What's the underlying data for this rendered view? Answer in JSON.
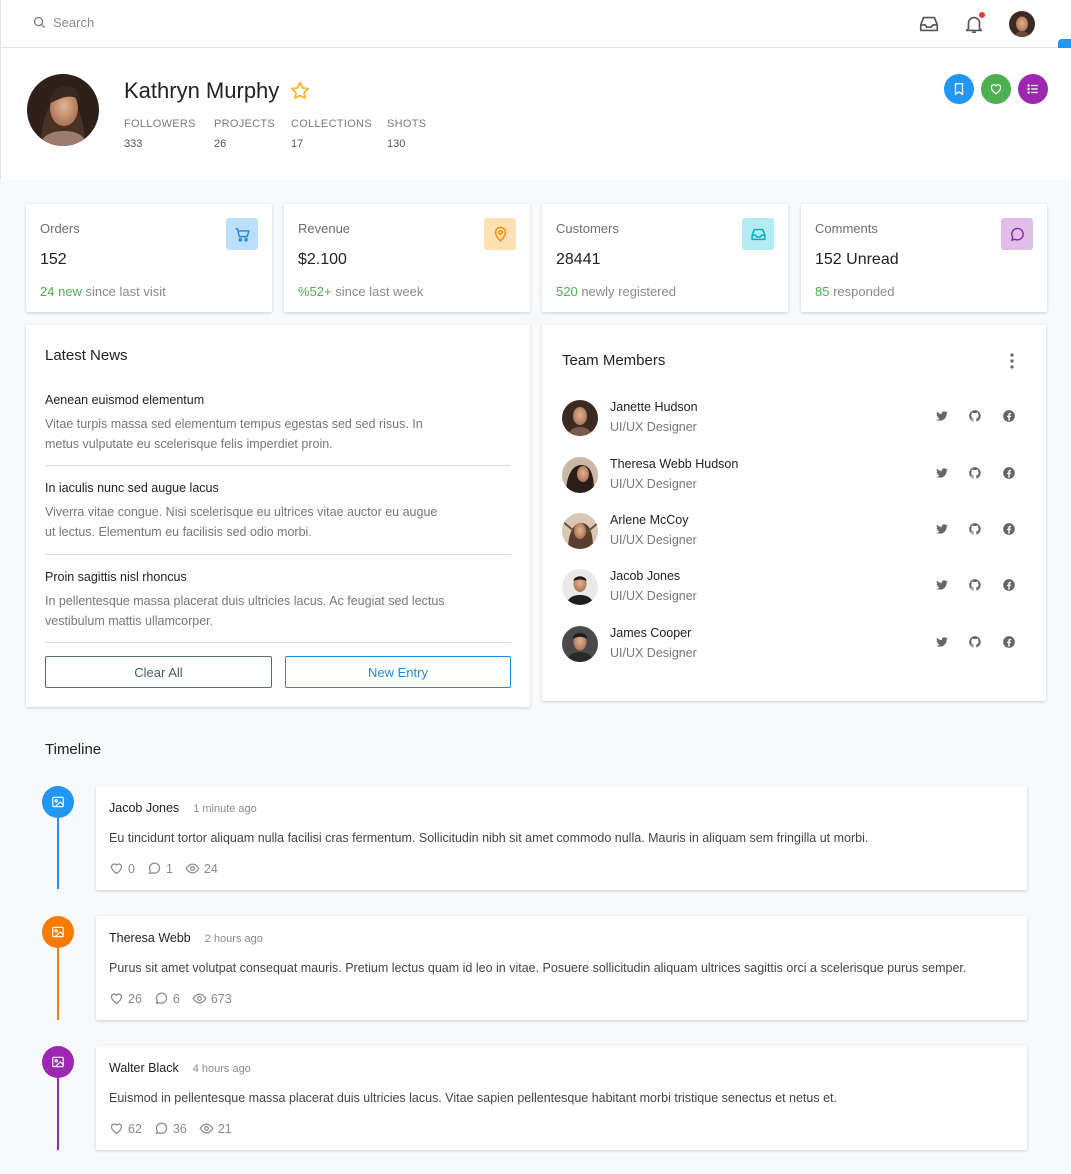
{
  "topbar": {
    "search_placeholder": "Search",
    "icons": [
      "search-icon",
      "inbox-icon",
      "bell-icon"
    ],
    "notification_dot_color": "#e53935"
  },
  "profile": {
    "name": "Kathryn Murphy",
    "favorite_icon": "star-icon",
    "stats": [
      {
        "label": "FOLLOWERS",
        "value": "333"
      },
      {
        "label": "PROJECTS",
        "value": "26"
      },
      {
        "label": "COLLECTIONS",
        "value": "17"
      },
      {
        "label": "SHOTS",
        "value": "130"
      }
    ],
    "actions": [
      {
        "icon": "bookmark-icon",
        "color": "#2196f3"
      },
      {
        "icon": "heart-icon",
        "color": "#4caf50"
      },
      {
        "icon": "list-icon",
        "color": "#9c27b0"
      }
    ]
  },
  "stat_cards": [
    {
      "title": "Orders",
      "value": "152",
      "highlight": "24 new",
      "suffix": " since last visit",
      "icon": "cart-icon",
      "icon_bg": "#bbdefb",
      "icon_color": "#1e88e5"
    },
    {
      "title": "Revenue",
      "value": "$2.100",
      "highlight": "%52+",
      "suffix": " since last week",
      "icon": "map-pin-icon",
      "icon_bg": "#ffe0b2",
      "icon_color": "#fb8c00"
    },
    {
      "title": "Customers",
      "value": "28441",
      "highlight": "520",
      "suffix": " newly registered",
      "icon": "inbox-icon",
      "icon_bg": "#b2ebf2",
      "icon_color": "#00acc1"
    },
    {
      "title": "Comments",
      "value": "152 Unread",
      "highlight": "85",
      "suffix": " responded",
      "icon": "comment-icon",
      "icon_bg": "#e1bee7",
      "icon_color": "#8e24aa"
    }
  ],
  "news": {
    "title": "Latest News",
    "items": [
      {
        "title": "Aenean euismod elementum",
        "text": "Vitae turpis massa sed elementum tempus egestas sed sed risus. In metus vulputate eu scelerisque felis imperdiet proin."
      },
      {
        "title": "In iaculis nunc sed augue lacus",
        "text": "Viverra vitae congue. Nisi scelerisque eu ultrices vitae auctor eu augue ut lectus. Elementum eu facilisis sed odio morbi."
      },
      {
        "title": "Proin sagittis nisl rhoncus",
        "text": "In pellentesque massa placerat duis ultricies lacus. Ac feugiat sed lectus vestibulum mattis ullamcorper."
      }
    ],
    "clear_label": "Clear All",
    "new_label": "New Entry"
  },
  "team": {
    "title": "Team Members",
    "members": [
      {
        "name": "Janette Hudson",
        "role": "UI/UX Designer"
      },
      {
        "name": "Theresa Webb Hudson",
        "role": "UI/UX Designer"
      },
      {
        "name": "Arlene McCoy",
        "role": "UI/UX Designer"
      },
      {
        "name": "Jacob Jones",
        "role": "UI/UX Designer"
      },
      {
        "name": "James Cooper",
        "role": "UI/UX Designer"
      }
    ],
    "social_icons": [
      "twitter-icon",
      "github-icon",
      "facebook-icon"
    ]
  },
  "timeline": {
    "title": "Timeline",
    "entries": [
      {
        "name": "Jacob Jones",
        "time": "1 minute ago",
        "text": "Eu tincidunt tortor aliquam nulla facilisi cras fermentum. Sollicitudin nibh sit amet commodo nulla. Mauris in aliquam sem fringilla ut morbi.",
        "likes": "0",
        "comments": "1",
        "views": "24",
        "color": "#2196f3"
      },
      {
        "name": "Theresa Webb",
        "time": "2 hours ago",
        "text": "Purus sit amet volutpat consequat mauris. Pretium lectus quam id leo in vitae. Posuere sollicitudin aliquam ultrices sagittis orci a scelerisque purus semper.",
        "likes": "26",
        "comments": "6",
        "views": "673",
        "color": "#f57c00"
      },
      {
        "name": "Walter Black",
        "time": "4 hours ago",
        "text": "Euismod in pellentesque massa placerat duis ultricies lacus. Vitae sapien pellentesque habitant morbi tristique senectus et netus et.",
        "likes": "62",
        "comments": "36",
        "views": "21",
        "color": "#9c27b0"
      }
    ]
  }
}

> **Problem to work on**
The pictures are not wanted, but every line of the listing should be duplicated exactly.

> **Result for this task**
What's the underlying data for this rendered view? Answer in JSON.
{
  "topbar": {
    "search_placeholder": "Search",
    "icons": [
      "search-icon",
      "inbox-icon",
      "bell-icon"
    ],
    "notification_dot_color": "#e53935"
  },
  "profile": {
    "name": "Kathryn Murphy",
    "favorite_icon": "star-icon",
    "stats": [
      {
        "label": "FOLLOWERS",
        "value": "333"
      },
      {
        "label": "PROJECTS",
        "value": "26"
      },
      {
        "label": "COLLECTIONS",
        "value": "17"
      },
      {
        "label": "SHOTS",
        "value": "130"
      }
    ],
    "actions": [
      {
        "icon": "bookmark-icon",
        "color": "#2196f3"
      },
      {
        "icon": "heart-icon",
        "color": "#4caf50"
      },
      {
        "icon": "list-icon",
        "color": "#9c27b0"
      }
    ]
  },
  "stat_cards": [
    {
      "title": "Orders",
      "value": "152",
      "highlight": "24 new",
      "suffix": " since last visit",
      "icon": "cart-icon",
      "icon_bg": "#bbdefb",
      "icon_color": "#1e88e5"
    },
    {
      "title": "Revenue",
      "value": "$2.100",
      "highlight": "%52+",
      "suffix": " since last week",
      "icon": "map-pin-icon",
      "icon_bg": "#ffe0b2",
      "icon_color": "#fb8c00"
    },
    {
      "title": "Customers",
      "value": "28441",
      "highlight": "520",
      "suffix": " newly registered",
      "icon": "inbox-icon",
      "icon_bg": "#b2ebf2",
      "icon_color": "#00acc1"
    },
    {
      "title": "Comments",
      "value": "152 Unread",
      "highlight": "85",
      "suffix": " responded",
      "icon": "comment-icon",
      "icon_bg": "#e1bee7",
      "icon_color": "#8e24aa"
    }
  ],
  "news": {
    "title": "Latest News",
    "items": [
      {
        "title": "Aenean euismod elementum",
        "text": "Vitae turpis massa sed elementum tempus egestas sed sed risus. In metus vulputate eu scelerisque felis imperdiet proin."
      },
      {
        "title": "In iaculis nunc sed augue lacus",
        "text": "Viverra vitae congue. Nisi scelerisque eu ultrices vitae auctor eu augue ut lectus. Elementum eu facilisis sed odio morbi."
      },
      {
        "title": "Proin sagittis nisl rhoncus",
        "text": "In pellentesque massa placerat duis ultricies lacus. Ac feugiat sed lectus vestibulum mattis ullamcorper."
      }
    ],
    "clear_label": "Clear All",
    "new_label": "New Entry"
  },
  "team": {
    "title": "Team Members",
    "members": [
      {
        "name": "Janette Hudson",
        "role": "UI/UX Designer"
      },
      {
        "name": "Theresa Webb Hudson",
        "role": "UI/UX Designer"
      },
      {
        "name": "Arlene McCoy",
        "role": "UI/UX Designer"
      },
      {
        "name": "Jacob Jones",
        "role": "UI/UX Designer"
      },
      {
        "name": "James Cooper",
        "role": "UI/UX Designer"
      }
    ],
    "social_icons": [
      "twitter-icon",
      "github-icon",
      "facebook-icon"
    ]
  },
  "timeline": {
    "title": "Timeline",
    "entries": [
      {
        "name": "Jacob Jones",
        "time": "1 minute ago",
        "text": "Eu tincidunt tortor aliquam nulla facilisi cras fermentum. Sollicitudin nibh sit amet commodo nulla. Mauris in aliquam sem fringilla ut morbi.",
        "likes": "0",
        "comments": "1",
        "views": "24",
        "color": "#2196f3"
      },
      {
        "name": "Theresa Webb",
        "time": "2 hours ago",
        "text": "Purus sit amet volutpat consequat mauris. Pretium lectus quam id leo in vitae. Posuere sollicitudin aliquam ultrices sagittis orci a scelerisque purus semper.",
        "likes": "26",
        "comments": "6",
        "views": "673",
        "color": "#f57c00"
      },
      {
        "name": "Walter Black",
        "time": "4 hours ago",
        "text": "Euismod in pellentesque massa placerat duis ultricies lacus. Vitae sapien pellentesque habitant morbi tristique senectus et netus et.",
        "likes": "62",
        "comments": "36",
        "views": "21",
        "color": "#9c27b0"
      }
    ]
  }
}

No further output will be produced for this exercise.